Rapid antigen tests will be made tax deductible for Aussies using them for this specific reason.
Rapid antigen tests will be made tax deductible for Aussies taking them to attend work, Josh Frydenberg says.
Businesses purchasing the tests for employees will also be exempt from the fringe benefits tax (FBT).
In a speech to the Australian Industry Group, the federal Treasurer will say the “common sense” move provides clarity and assurance to both groups.
“Covid-19 tests are an important tool being used by businesses to protect their workforce and to ensure they can keep their doors open and our supply chains running,” he will say on Monday.
“That is why we will bring Covid-19 tests in line with other work related expenses by making them tax deductible for individuals and FBT exempt for businesses.”
Under an update to the legislation, workers earning up to $120,000 a year would receive a refund of $6.50 for every dual pack of RATs purchased for $20.
A small business would reduce its fringe benefits tax liability by around $20 for every dual pack provided to employees.
The measures would also apply to any future medically approved Covid tests and will apply to the 2021-22 year.
Meanwhile, new Treasury analysis shows that switching jobs can lead to pay rises of between 8-10 per cent.
More than a million workers started new jobs in the three months to November, up 10 per cent on pre-pandemic levels.
The Productivity Commission will also be tasked with developing a road map to help governments make productivity enhancing reforms as the nation recovers from Covid.
The second five-yearly review will identify priority sectors including data, digital innovation and workforce skills, and be completed over the next 12 months.
BORDER PROMISE REFUSAL
There are no guarantees Australia’s international border will remain open to tourists, who are expected to be given the green light to return Down Under this month.
The Sunday Herald Sun revealed the federal government’s top secret security committee will meet on Monday to decide when tourists and general business travellers will be allowed into the country.
But Home Affairs Minister Karen Andrews refused to promise the border will stay open once the date is set.
“I’m not going to sit here and say absolutely guarantee because we don’t know what might be coming our way,” Ms Andrews said.
“Hopefully once the borders are open, they remain open.”
Ms Andrews said she was keen to reopen Australia’s borders to business groups and students on December 1 last year. However, the reopening was paused two weeks after the nation was hit by the Omicron variant.
She said the return of international visitors was a priority for the government, which was awaiting further health advice. The tourism sector has been pleading for the border to be thrown open to all fully vaccinated travellers to help struggling operators bounce back from the pandemic.
The Australian Chamber–Tourism last week urged the government to waive passenger movement charges and extend financial support for businesses.
Scott Morrison on Sunday said the announcement was not “far away”.

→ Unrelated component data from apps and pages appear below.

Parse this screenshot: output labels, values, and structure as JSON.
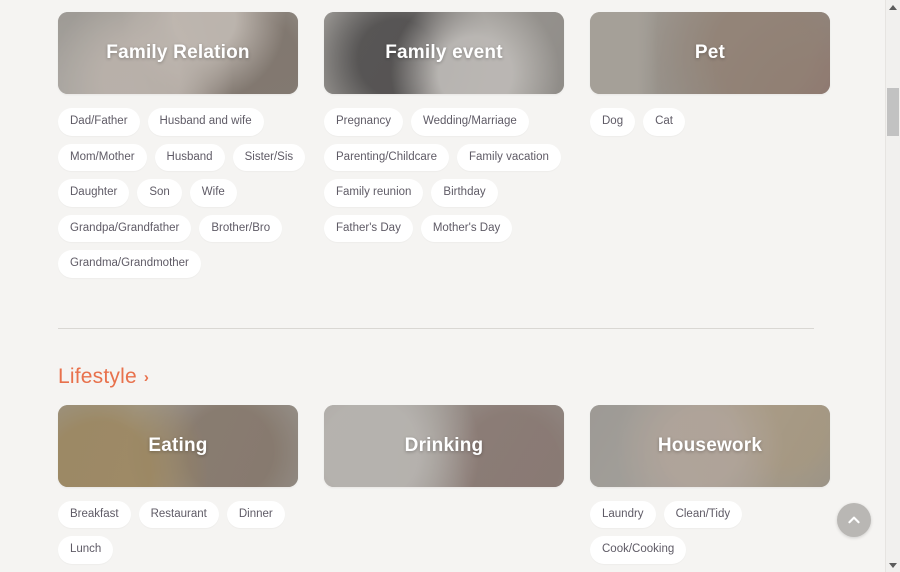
{
  "page": {
    "background_color": "#f5f4f2",
    "accent_color": "#e8714c",
    "tag_text_color": "#5f5b66"
  },
  "sections": [
    {
      "id": "family",
      "header_visible": false,
      "columns": [
        {
          "card": {
            "title": "Family Relation",
            "photo": "family-relation-photo"
          },
          "tags": [
            "Dad/Father",
            "Husband and wife",
            "Mom/Mother",
            "Husband",
            "Sister/Sis",
            "Daughter",
            "Son",
            "Wife",
            "Grandpa/Grandfather",
            "Brother/Bro",
            "Grandma/Grandmother"
          ]
        },
        {
          "card": {
            "title": "Family event",
            "photo": "family-event-photo"
          },
          "tags": [
            "Pregnancy",
            "Wedding/Marriage",
            "Parenting/Childcare",
            "Family vacation",
            "Family reunion",
            "Birthday",
            "Father's Day",
            "Mother's Day"
          ]
        },
        {
          "card": {
            "title": "Pet",
            "photo": "pet-photo"
          },
          "tags": [
            "Dog",
            "Cat"
          ]
        }
      ]
    },
    {
      "id": "lifestyle",
      "header_visible": true,
      "header": {
        "title": "Lifestyle",
        "chevron": "chevron-right-icon",
        "chevron_glyph": "›"
      },
      "columns": [
        {
          "card": {
            "title": "Eating",
            "photo": "eating-photo"
          },
          "tags": [
            "Breakfast",
            "Restaurant",
            "Dinner",
            "Lunch"
          ]
        },
        {
          "card": {
            "title": "Drinking",
            "photo": "drinking-photo"
          },
          "tags": []
        },
        {
          "card": {
            "title": "Housework",
            "photo": "housework-photo"
          },
          "tags": [
            "Laundry",
            "Clean/Tidy",
            "Cook/Cooking"
          ]
        }
      ]
    }
  ],
  "scroll_top_button": {
    "icon": "chevron-up-icon",
    "color": "#b9b7b4"
  },
  "scrollbar": {
    "up_arrow_icon": "scrollbar-arrow-up-icon",
    "down_arrow_icon": "scrollbar-arrow-down-icon",
    "thumb_color": "#c2c2c2",
    "track_color": "#f1f0ee"
  }
}
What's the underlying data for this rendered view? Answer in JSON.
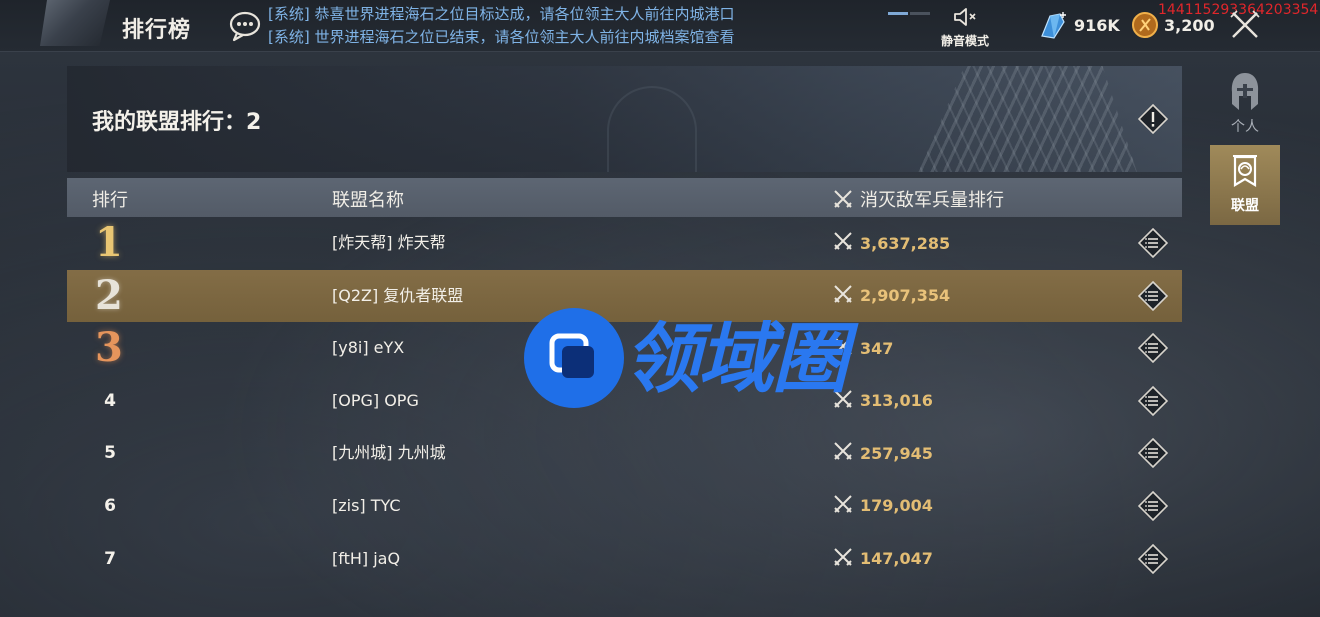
{
  "header": {
    "title": "排行榜",
    "announcements": [
      "[系统] 恭喜世界进程海石之位目标达成，请各位领主大人前往内城港口",
      "[系统] 世界进程海石之位已结束，请各位领主大人前往内城档案馆查看"
    ],
    "mute_label": "静音模式",
    "resources": {
      "gems": "916K",
      "coins": "3,200"
    },
    "debug_id": "1441152933642033541"
  },
  "side_tabs": [
    {
      "label": "个人",
      "active": false,
      "icon": "helmet-icon"
    },
    {
      "label": "联盟",
      "active": true,
      "icon": "alliance-banner-icon"
    }
  ],
  "panel": {
    "my_rank_label": "我的联盟排行：",
    "my_rank_value": "2",
    "columns": {
      "rank": "排行",
      "name": "联盟名称",
      "kills": "消灭敌军兵量排行"
    },
    "rows": [
      {
        "rank": "1",
        "name": "[炸天帮] 炸天帮",
        "kills": "3,637,285"
      },
      {
        "rank": "2",
        "name": "[Q2Z] 复仇者联盟",
        "kills": "2,907,354"
      },
      {
        "rank": "3",
        "name": "[y8i] eYX",
        "kills": "347"
      },
      {
        "rank": "4",
        "name": "[OPG] OPG",
        "kills": "313,016"
      },
      {
        "rank": "5",
        "name": "[九州城] 九州城",
        "kills": "257,945"
      },
      {
        "rank": "6",
        "name": "[zis] TYC",
        "kills": "179,004"
      },
      {
        "rank": "7",
        "name": "[ftH] jaQ",
        "kills": "147,047"
      }
    ],
    "highlight_rank": "2"
  },
  "watermark": {
    "text": "领域圈",
    "color": "#1f6fe8"
  },
  "colors": {
    "accent_gold": "#e3bd74",
    "highlight_row": "#836d46",
    "announce": "#7fb3e6"
  }
}
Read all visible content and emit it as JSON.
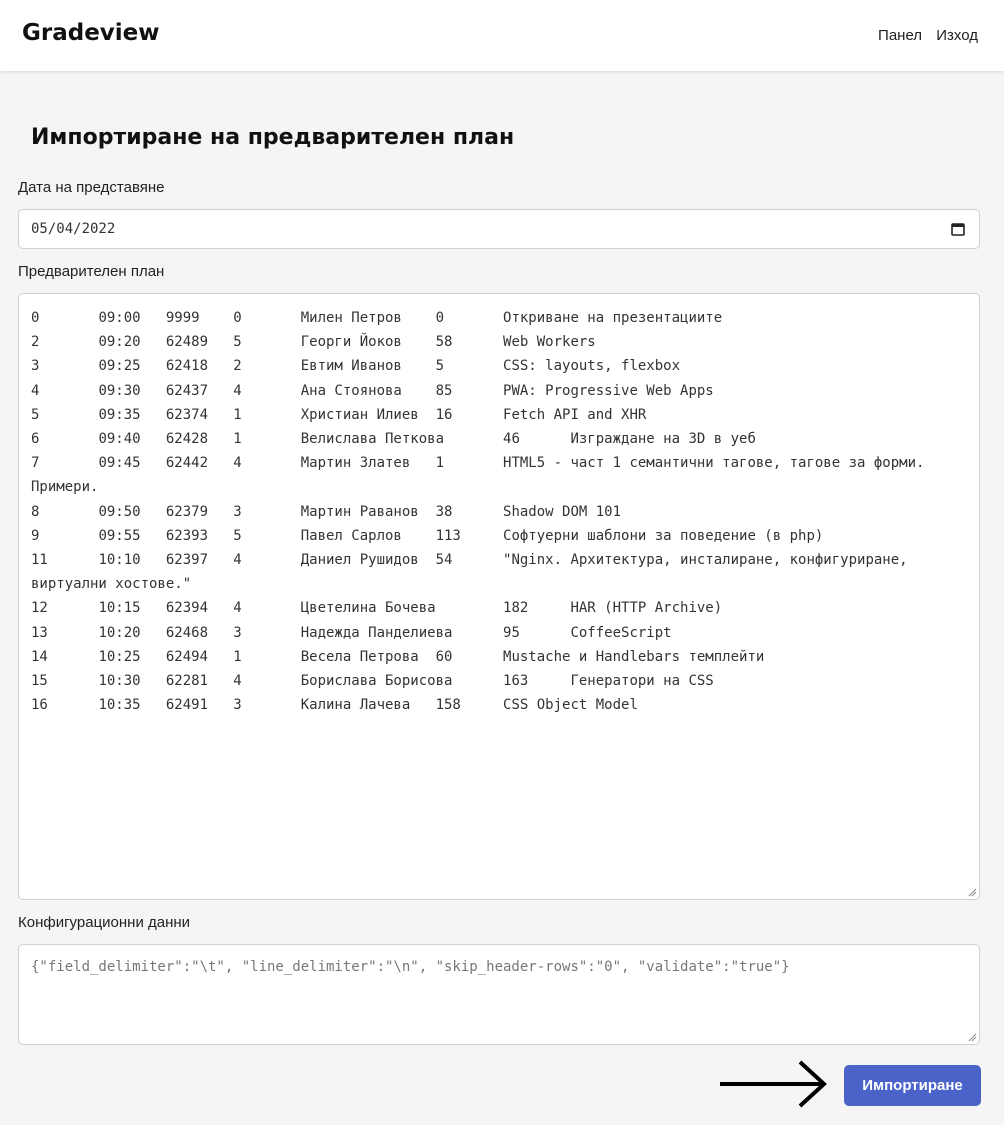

“We are looking forward to be able to make that decision to open up our borders and welcome visitors back to Australia again as soon as we safely and possibly can,” Mr Morrison said.
Opposition Home Affairs spokeswoman, Kristina Keneally, said it was not clear if travellers would have to be vaccinated, how many doses were required and which visa holders would be allowed in.
She criticised the lack of information on the impending change as “concerning”.
“The Novak Djokovic saga showed us just how vulnerable our borders have become,” she said.
HOSPITAL TRAINING DISRUPTIONS
Almost half of Victoria’s trainee doctors say Covid-19 has affected their hospital training by disrupting their teaching and increasing their workloads.
The national survey of doctors in training also revealed that little has improved with hospital culture, with steady reports of bullying or discrimination, and many say they are still not being paid for overtime.
The 2021 Medical Training Survey, completed by 21,000 junior doctors – about half the national trainee medical workforce – revealed that Covid-19 had derailed their training to some degree.
It was either by affecting their exam preparation and routine teaching, or curtailing training opportunities and progression.
Trainee doctors in Victoria and NSW, where Covid restrictions were the harshest, were most affected, particularly those working in city hospitals.
The survey, released on Monday and paid for by the Medical Board of Australia, found workplace culture had not improved. Just over a third of doctors had seen or experienced bullying, harassment or discrimination, mainly carried out by senior doctors or nurses.
It found that 52 per cent of Aboriginal and Torres Strait Islander doctors in training experienced or saw bullying, harassment or discrimination, compared with 35 per cent of trainees nationally, and half said it had a moderate or major effect on their training.
Originally published as RAT tax relief on the way for some Aussies